Reflecting back on last week's NBA draft, there was one sad story.
Every year we have a story like this, where youngsters listen to the wrong people. They get advice from individuals that fill their heads with visions of grandeur. These young men are told that they are the next star, and that they will go high in the draft. I know confidence is important but sometimes realism has to step in.
Many times these kids are not real judging and evaluating their talents.
How in the world could a kid like Darius Washington go to the NBA draft and not have a guarantee that he would be picked? To subject himself to that is absurd, especially when he had two more years of eligibility remaining at Memphis. He could have returned to a high-profile program to learn under a coach (John Calipari) that understands what it is like to develop as a player.
Calipari coached in the NBA and he has a great feel for the flow and what that level is all about. Washington didn't want to hear the right advice; he wanted to hear that he was better than what he really was.
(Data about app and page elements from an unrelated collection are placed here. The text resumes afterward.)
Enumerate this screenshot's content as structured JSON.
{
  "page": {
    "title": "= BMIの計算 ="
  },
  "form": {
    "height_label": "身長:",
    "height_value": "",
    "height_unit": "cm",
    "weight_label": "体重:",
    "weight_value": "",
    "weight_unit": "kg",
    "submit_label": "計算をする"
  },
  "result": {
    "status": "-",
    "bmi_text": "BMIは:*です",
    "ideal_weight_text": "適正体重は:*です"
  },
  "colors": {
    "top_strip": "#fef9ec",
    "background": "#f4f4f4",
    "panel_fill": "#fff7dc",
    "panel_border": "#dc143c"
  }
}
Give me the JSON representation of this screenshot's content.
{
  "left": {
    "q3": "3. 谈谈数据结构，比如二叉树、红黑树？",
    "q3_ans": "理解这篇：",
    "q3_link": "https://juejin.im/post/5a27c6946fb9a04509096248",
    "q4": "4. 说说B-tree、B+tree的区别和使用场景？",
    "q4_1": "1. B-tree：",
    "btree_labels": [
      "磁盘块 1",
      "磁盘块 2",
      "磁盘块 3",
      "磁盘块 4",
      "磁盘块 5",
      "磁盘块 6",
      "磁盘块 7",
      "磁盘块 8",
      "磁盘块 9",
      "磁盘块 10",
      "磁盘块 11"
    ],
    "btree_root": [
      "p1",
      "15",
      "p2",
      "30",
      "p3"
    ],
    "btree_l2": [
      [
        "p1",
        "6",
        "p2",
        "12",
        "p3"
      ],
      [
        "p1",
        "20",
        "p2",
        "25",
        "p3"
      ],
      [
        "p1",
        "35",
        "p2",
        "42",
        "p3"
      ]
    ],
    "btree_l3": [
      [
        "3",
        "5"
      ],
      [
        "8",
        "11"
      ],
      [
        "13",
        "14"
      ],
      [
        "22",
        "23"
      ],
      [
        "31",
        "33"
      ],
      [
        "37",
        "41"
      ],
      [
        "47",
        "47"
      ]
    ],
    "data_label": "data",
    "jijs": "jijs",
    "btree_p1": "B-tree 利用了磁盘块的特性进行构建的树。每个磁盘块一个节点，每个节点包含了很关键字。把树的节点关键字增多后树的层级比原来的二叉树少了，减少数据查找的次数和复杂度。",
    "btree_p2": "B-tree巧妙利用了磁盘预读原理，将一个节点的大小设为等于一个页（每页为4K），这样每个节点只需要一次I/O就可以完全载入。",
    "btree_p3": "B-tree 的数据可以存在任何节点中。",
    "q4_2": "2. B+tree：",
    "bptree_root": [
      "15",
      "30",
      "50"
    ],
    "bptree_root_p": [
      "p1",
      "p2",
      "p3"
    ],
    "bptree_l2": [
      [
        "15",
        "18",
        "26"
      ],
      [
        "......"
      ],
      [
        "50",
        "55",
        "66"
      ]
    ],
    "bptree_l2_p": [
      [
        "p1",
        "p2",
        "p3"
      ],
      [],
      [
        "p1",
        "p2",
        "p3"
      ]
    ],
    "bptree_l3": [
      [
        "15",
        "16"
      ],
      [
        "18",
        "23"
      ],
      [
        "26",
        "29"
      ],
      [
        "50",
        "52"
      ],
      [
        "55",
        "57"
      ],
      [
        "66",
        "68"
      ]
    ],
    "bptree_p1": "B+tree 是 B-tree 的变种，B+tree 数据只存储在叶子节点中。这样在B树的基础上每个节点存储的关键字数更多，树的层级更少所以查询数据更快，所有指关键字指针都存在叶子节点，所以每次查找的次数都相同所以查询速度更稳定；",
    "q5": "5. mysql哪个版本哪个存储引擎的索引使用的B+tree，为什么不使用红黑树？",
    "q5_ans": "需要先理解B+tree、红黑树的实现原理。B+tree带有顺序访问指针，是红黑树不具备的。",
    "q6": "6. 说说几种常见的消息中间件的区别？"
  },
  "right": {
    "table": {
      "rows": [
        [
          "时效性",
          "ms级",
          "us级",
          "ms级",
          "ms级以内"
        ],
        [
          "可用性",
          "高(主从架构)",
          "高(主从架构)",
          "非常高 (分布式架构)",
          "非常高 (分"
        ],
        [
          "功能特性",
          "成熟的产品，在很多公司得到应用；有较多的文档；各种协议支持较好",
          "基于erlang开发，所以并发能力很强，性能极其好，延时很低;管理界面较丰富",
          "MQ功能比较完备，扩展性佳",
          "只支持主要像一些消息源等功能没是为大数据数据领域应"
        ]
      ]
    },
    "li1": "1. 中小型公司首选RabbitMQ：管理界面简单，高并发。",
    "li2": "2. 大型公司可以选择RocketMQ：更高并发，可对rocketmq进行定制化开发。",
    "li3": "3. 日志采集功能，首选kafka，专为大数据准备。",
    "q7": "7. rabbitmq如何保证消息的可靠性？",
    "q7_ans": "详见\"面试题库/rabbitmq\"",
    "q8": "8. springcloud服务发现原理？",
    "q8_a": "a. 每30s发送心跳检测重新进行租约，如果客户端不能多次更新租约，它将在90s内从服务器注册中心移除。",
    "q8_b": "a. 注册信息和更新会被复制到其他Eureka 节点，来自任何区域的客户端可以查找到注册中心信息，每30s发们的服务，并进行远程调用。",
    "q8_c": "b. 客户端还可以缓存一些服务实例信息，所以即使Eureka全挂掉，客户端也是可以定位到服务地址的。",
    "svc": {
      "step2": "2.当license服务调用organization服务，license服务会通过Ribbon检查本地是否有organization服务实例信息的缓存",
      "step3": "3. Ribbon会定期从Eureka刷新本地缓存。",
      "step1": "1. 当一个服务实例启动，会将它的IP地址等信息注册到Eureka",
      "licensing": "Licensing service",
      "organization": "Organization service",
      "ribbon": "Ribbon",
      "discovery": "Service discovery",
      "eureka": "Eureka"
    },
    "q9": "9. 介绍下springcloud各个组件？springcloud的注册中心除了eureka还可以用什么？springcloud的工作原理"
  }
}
The young man made a major mistake going into the draft. Sixty players heard their names called, but Washington was shut out, blank, zero. He did not get picked.
So what happens now? He bounces from league to league and becomes a basketball vagabond. He had the opportunity to become a part of something beautiful on a college campus. He could have been the big man on the Memphis campus in 2006-07, instead of battling just to make a roster as an undrafted player.
Oh well. I hope some other kids watching the NBA draft could learn for the mistakes of guys like Washington, Missouri's Thomas Gardner, San Diego State's Marcus Slaughter and Curtis Stinson of Iowa State. All of them entered as underclassmen but went undrafted.
All of them should have stayed in school. Every year there will be another story just like this. It is a way of life, all about ego, ego, ego. They see their buddies in the draft and feel they should go to. It is sad to think that these young men could have enjoyed another season in the prime of their lives, being on the college campus.
Dick Vitale coached the Pistons and the University of Detroit before broadcasting ESPN's first college basketball game in 1979. Send a question for Vitale for possible use on ESPNEWS.